In 1974, Kelly Houston and Victor Robin got to know each other on Friday nights over drinks at a Santa Cruz gay bar called Mona’s Gorilla Lounge and listening to old jazz and big-band 78-speed records in Robin’s apartment. Their meetings were essentially chaperoned by mutual friends until Robin’s 22nd birthday, the day both men realized they wanted to spend the rest of their lives together.
Robin recalled that his father sensed it was a perfect match even before he himself realized it: “After the first time my dad met Kelly, he told me, ‘Victor, I think you’ve found your soulmate.’”
Houston, then 26, had moved to Santa Cruz after a stint in the army to pursue his passions for acting and singing. Robin was a musician and folk dancer, and both were immersed in the free-wheeling, artistic atmosphere of post-’60s Santa Cruz. It was the first serious relationship for both men, a relationship finally fully legally recognized 39 years later when the U.S. Supreme Court supported a lower court’s ruling that a ban on same-sex marriage—Proposition 8, the so-called Defense of Marriage Act—is unconstitutional.
On Dec. 9, the couple were married beneath the Hamm’s sign at Duffy’s Tavern, their favored watering hole since moving to Chico in 2005. Duffy’s owner Roger Montalbano, who is an ordained minister, oversaw the ceremony, the whole of which included one line and a handshake.

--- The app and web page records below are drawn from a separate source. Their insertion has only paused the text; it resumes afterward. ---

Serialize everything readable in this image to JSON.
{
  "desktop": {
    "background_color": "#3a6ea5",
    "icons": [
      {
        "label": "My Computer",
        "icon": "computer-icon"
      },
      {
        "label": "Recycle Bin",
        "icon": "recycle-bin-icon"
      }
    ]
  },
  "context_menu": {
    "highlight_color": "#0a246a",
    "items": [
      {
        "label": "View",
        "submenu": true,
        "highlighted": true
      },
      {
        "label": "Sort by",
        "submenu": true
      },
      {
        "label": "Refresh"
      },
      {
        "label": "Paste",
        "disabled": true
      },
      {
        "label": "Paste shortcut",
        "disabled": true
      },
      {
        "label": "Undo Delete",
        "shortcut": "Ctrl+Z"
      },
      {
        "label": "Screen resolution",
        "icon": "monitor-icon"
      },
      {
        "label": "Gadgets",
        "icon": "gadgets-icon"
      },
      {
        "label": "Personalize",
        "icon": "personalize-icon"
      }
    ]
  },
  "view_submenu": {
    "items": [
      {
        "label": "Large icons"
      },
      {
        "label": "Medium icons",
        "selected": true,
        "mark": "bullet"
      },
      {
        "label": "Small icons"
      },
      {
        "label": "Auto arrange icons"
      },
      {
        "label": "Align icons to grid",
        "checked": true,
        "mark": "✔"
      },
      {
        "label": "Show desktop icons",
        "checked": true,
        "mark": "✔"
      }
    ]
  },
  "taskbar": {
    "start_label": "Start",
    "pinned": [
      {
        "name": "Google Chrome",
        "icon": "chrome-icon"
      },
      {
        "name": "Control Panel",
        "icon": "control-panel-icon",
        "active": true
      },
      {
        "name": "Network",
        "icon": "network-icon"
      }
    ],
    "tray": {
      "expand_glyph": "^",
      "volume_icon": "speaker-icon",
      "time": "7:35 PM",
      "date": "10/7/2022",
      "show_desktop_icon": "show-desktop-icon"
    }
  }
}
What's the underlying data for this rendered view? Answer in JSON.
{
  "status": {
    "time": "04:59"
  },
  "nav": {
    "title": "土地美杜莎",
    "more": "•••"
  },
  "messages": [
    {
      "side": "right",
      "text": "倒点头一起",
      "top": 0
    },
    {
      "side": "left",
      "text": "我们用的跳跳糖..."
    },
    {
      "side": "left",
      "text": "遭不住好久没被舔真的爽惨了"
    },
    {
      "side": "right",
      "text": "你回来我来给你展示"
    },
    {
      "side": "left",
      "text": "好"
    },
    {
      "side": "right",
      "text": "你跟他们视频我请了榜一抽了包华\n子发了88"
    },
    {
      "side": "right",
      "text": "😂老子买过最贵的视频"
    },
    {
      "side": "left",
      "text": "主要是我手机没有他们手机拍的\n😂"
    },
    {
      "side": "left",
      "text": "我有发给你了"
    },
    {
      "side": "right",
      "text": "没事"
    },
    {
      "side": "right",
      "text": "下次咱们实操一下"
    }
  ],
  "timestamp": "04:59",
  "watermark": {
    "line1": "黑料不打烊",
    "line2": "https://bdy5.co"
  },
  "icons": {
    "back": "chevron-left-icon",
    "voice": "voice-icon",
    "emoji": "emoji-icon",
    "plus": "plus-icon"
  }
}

“I wrote the ceremony that morning,” Houston said. “Roger asked, ‘Do you, Kelly, and you, Victor, agree to take each other for all you’re worth?’ We both said, ‘Deal,’ shook hands, and he pronounced us legally married.”
After nearly four decades together, the men said the main reason to marry was to ensure federal marriage benefits. But still, it was a moment they never expected could happen in their lifetimes.
“I sometimes imagine a black Rip Van Winkle waking up today and thinking, ‘Oh my gosh! We’ve got a black president, same-sex marriage is going on, and white folks are singing the blues!’”
A hot topic since the legalization of same-sex unions has been the positive effects on the already multimillion-dollar wedding industry.
It’s hard to tell just how same-sex marriage has caught on in Butte County because, as County Clerk-Recorder Candace Grubbs explained, statistics are not recorded: “When two people come in, our staff just issues them marriage licenses, so there’s really no way of knowing how many marriages are between same-sex partners.”
Several local wedding vendors said they’ve yet to see a substantial boom in same-sex ceremonies.
“I haven’t seen much of a spike in same-sex marriages locally, but I sure hope we do, not just from the business standpoint but for the social-justice aspect,” said Steve Twist of Avalon Portraits, a company specializing in wedding photography. “But there have certainly been more same-sex marriages and commitment ceremonies in the last two years than ever before, and I think we could see an enormous jump in coming months, as wedding season hits.”
Lisa Holeman, who owns a local wedding officiant service called As You Like It Weddings, said her company handled same-sex commitment ceremonies before marriages were allowed, and that legalization has “been a long time coming.” She also said it presents a challenge to the entire industry.
“A lot of advertising, public relations and logos are designed to represent traditional male-female weddings, but wedding services, myself included, would be doing themselves and that community a favor by changing that status quo,” she said.
Holeman also said not all of her contemporaries are happy with the change: “I’ve heard some people say, ‘Well, we won’t do those kinds of weddings.’
“I think most people like that just haven’t been exposed to actual same-sex relationship,” she continued. “It’s just a concept to them that they don’t fully understand because they’ve never known any same-sex couples personally to see they’re beautiful, just like traditional relationships.”